### ABOUT THIS EXERCISE:
Check each line of the material below for the word "slackChannelId". Say how many lines have it, and nothing else.

### AVAILABLE DATA:
* * * * *

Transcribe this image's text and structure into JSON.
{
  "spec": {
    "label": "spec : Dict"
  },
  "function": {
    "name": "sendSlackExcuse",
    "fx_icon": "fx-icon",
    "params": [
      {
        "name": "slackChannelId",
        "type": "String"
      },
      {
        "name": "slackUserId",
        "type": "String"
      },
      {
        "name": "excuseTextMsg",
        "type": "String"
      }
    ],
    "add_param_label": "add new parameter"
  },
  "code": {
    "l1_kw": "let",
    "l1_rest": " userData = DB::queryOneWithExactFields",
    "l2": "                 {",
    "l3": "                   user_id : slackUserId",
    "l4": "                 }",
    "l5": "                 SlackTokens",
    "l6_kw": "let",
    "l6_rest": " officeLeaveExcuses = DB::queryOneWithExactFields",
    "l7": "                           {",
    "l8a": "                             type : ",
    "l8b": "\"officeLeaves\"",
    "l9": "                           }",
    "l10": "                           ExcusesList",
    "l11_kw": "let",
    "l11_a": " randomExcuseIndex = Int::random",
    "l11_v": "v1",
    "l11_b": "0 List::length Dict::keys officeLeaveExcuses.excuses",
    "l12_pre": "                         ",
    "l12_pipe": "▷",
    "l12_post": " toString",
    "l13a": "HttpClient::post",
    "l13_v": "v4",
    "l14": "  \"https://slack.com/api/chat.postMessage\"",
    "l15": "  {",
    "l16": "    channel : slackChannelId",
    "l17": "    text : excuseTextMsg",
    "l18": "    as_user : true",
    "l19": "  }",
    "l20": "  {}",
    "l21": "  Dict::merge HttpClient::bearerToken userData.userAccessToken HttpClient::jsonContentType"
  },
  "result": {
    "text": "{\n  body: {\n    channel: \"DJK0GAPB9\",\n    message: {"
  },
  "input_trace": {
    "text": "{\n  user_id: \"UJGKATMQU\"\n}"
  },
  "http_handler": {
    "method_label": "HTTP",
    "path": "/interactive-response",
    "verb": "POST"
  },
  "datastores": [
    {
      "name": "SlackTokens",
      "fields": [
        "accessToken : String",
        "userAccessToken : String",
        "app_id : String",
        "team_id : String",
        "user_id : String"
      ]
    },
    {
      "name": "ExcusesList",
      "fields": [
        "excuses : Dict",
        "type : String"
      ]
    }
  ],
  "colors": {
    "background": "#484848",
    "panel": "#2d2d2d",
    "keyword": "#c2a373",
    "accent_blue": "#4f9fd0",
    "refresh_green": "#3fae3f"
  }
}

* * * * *

### FINAL ANSWER:
2